the amount of steel counter weights on the pump jack whatever was
coming out of the ground had to be lifted a very long way.
friend, Boyde, and I were able to hike to the well site in November
of 2013. He is a former Army Ranger with more than 400 parachute
jumps to his credit, so he is a real hiking expert and a valuable
person to have along to point the way. It was a beautiful day for
such a unique hike. To say the least, it was a little more than
I had expected.
Due to the recent heavy rains in the area, the road to Williams
Ranch had been washed out to the extent that it would be closed
for several more months. Boyde knows the landowner of property adjacent
to the National Park, so we were able to begin from there.
It was a fairly strenuous hike, taking us 3-1/2 hours to go the
6 miles to the well site. Even today the roads and trails to the
rig are still fairly visible on Google. We were able to follow the
old 'road' beds some but they were often hard to find or so overgrown,
rocky and eroded that it was easier just to hike cross country.
We only gained about 1,600 feet in elevation over the length of
the hike, but there were many washes, gullies and gorges to cross.
We kept saying,
"What was that geologist thinking?" Bulldozers pulling trucks carrying
nitroglycerine up the steep slopes? The article said that it was
quite a challenge just to keep the dozer upright in places as the
metal tracks kept slipping on the sloping solid rock base. As we
neared the rig, the cables were still lying ready to pull the next
truck into place. Even after 65+ years, the well site was just as
have included just a
few pictures to give you a smidgeon of what it was really like.
Concerning the last picture of this set: As we were going mostly
cross country, we were continually crossing deep washes, gullies
and gorges, each offering its own challenge to cross. Most were

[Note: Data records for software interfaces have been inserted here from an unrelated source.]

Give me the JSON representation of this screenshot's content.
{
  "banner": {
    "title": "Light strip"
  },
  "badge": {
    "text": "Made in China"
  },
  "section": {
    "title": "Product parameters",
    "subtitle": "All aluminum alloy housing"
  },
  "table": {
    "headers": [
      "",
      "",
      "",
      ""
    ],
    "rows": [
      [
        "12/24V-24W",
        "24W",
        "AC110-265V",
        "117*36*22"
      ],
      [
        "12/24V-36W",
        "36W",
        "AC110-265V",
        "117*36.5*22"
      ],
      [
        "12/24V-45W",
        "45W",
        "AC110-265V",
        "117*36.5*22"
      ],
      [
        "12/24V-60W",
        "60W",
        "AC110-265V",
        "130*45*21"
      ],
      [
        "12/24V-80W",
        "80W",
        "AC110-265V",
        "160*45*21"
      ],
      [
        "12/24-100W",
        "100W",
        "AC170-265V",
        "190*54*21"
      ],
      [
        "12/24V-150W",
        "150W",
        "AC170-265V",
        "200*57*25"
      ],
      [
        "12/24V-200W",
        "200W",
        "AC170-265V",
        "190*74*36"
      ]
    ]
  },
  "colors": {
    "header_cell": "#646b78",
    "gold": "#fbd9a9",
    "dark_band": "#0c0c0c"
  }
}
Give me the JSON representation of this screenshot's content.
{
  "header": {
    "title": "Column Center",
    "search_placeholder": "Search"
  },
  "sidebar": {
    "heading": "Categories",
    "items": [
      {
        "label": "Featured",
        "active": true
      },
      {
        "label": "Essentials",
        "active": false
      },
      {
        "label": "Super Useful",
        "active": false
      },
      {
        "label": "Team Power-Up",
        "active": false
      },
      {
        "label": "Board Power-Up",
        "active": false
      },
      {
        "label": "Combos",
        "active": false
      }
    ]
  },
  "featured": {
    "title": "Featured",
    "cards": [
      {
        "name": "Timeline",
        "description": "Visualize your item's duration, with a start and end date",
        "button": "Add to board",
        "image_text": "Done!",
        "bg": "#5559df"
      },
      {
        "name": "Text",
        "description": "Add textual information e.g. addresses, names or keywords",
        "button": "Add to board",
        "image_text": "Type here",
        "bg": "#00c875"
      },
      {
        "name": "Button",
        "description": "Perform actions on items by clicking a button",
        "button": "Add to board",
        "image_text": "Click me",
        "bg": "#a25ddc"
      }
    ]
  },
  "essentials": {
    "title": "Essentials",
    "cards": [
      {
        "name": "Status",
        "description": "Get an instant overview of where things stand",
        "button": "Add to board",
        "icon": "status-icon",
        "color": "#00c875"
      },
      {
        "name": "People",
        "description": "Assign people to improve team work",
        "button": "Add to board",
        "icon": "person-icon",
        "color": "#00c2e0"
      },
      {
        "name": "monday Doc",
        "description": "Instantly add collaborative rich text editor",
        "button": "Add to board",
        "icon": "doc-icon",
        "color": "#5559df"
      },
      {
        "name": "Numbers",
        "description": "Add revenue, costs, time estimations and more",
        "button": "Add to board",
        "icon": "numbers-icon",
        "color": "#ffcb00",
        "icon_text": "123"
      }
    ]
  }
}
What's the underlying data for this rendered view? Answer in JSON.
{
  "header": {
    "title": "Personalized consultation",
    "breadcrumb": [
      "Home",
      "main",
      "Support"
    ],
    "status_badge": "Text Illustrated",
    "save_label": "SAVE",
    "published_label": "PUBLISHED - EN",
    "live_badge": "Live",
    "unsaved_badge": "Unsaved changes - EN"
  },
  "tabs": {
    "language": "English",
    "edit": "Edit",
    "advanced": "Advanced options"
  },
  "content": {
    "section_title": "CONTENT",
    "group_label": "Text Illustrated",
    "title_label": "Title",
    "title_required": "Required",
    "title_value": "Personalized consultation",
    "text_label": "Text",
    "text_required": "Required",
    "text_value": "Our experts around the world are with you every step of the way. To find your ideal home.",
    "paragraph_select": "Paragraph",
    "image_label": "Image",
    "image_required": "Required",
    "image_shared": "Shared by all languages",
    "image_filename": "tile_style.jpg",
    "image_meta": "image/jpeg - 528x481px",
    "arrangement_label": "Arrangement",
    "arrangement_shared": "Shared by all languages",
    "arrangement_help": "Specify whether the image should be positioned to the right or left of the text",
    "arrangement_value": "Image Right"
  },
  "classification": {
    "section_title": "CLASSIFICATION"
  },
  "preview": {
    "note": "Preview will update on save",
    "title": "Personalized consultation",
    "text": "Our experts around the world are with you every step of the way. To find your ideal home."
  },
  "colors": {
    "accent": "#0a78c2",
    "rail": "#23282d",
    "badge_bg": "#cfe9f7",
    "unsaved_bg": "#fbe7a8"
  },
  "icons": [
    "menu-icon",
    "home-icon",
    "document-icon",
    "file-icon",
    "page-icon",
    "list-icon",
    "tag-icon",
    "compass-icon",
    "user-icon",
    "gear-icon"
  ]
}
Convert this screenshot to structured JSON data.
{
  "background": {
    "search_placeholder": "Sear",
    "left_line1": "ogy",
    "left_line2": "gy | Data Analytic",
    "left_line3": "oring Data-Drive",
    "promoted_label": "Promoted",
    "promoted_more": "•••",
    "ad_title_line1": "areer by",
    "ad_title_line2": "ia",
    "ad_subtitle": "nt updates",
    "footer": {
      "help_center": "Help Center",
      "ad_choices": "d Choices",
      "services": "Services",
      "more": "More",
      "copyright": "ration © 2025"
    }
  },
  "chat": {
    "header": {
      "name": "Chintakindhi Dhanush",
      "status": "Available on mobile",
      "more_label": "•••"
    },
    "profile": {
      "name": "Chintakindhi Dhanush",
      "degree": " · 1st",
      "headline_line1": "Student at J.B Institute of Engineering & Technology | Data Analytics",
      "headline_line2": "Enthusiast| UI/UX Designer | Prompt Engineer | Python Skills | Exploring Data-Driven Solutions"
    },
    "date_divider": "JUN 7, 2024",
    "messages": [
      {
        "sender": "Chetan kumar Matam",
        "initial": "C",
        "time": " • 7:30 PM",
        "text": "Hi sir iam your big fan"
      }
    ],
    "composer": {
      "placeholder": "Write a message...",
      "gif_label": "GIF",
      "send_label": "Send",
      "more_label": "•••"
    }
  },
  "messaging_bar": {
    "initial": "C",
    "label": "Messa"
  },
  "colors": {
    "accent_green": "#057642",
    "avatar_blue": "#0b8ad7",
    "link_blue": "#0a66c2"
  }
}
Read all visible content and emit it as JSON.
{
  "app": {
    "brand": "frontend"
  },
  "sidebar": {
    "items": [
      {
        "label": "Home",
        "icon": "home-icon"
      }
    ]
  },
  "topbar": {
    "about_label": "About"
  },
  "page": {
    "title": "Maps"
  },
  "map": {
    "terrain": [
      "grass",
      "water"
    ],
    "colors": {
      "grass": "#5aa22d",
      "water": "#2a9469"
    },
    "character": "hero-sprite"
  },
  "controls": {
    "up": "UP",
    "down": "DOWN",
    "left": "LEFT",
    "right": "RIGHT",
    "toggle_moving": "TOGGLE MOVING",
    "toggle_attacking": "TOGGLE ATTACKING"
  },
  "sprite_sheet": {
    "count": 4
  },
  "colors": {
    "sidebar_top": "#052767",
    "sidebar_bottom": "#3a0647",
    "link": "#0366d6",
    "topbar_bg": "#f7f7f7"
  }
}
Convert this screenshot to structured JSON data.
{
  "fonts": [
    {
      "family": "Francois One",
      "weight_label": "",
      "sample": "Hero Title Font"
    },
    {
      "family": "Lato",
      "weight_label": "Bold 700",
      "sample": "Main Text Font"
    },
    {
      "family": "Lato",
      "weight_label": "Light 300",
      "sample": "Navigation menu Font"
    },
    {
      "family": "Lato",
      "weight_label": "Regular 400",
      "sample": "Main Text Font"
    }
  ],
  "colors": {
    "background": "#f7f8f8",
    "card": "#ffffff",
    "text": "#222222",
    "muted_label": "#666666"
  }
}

very well established and filled with rocks and boulders. The only
ones that really gave us problems were the fresh ones that rain
run-off cut through the deep, mostly rock free, soil.
You could tell that they had just been created by these recent rains
as some of the dirt that fell right at the last had not been there
long enough to have been washed away. The walls were almost straight
up with the edges just ready to crumble in. We tried to find easy
crossings but with the one pictured, there was no way around it.
We found a place where the crumbly dirt wall had a little slope
to it. Depth is hard to judge from a photograph, but as Boyde stood
at the edge, he said, "Just ride it down" and stepped off. Without
exaggeration, this ravine was at least 15 feet deep. I just took
a deep breath and stepped off, too. The dirt was at just the right
angle and soft enough that it was a fun ride. Thankfully, we were
able to use some nearby exposed ledges to climb out the other side.
we were back at the truck, Boyde and I took a few minutes to drink
our remaining water and let our feet air out a little. Climbing
into the cab, my heart fell as I saw the key still in the ignition.
I had inadvertently left it on for nearly seven hours. The battery
was totally dead. I told Boyde, “We are going to have to put our
boots back on,” as we were more than two miles past the ranch house.
I had been out of cell service all day, but, thankfully, Boyde had
service. He called his rancher friend who was just making a peanut
butter and jelly sandwich. John said he would come to give us a
jump start in just a few minutes. The dust rising as the four wheeler
churned its way to us was certainly a welcome sight.
Very soon we were back on a wide, smooth 75 mile per hour West
Texas highway headed back to civilization and other responsibilities.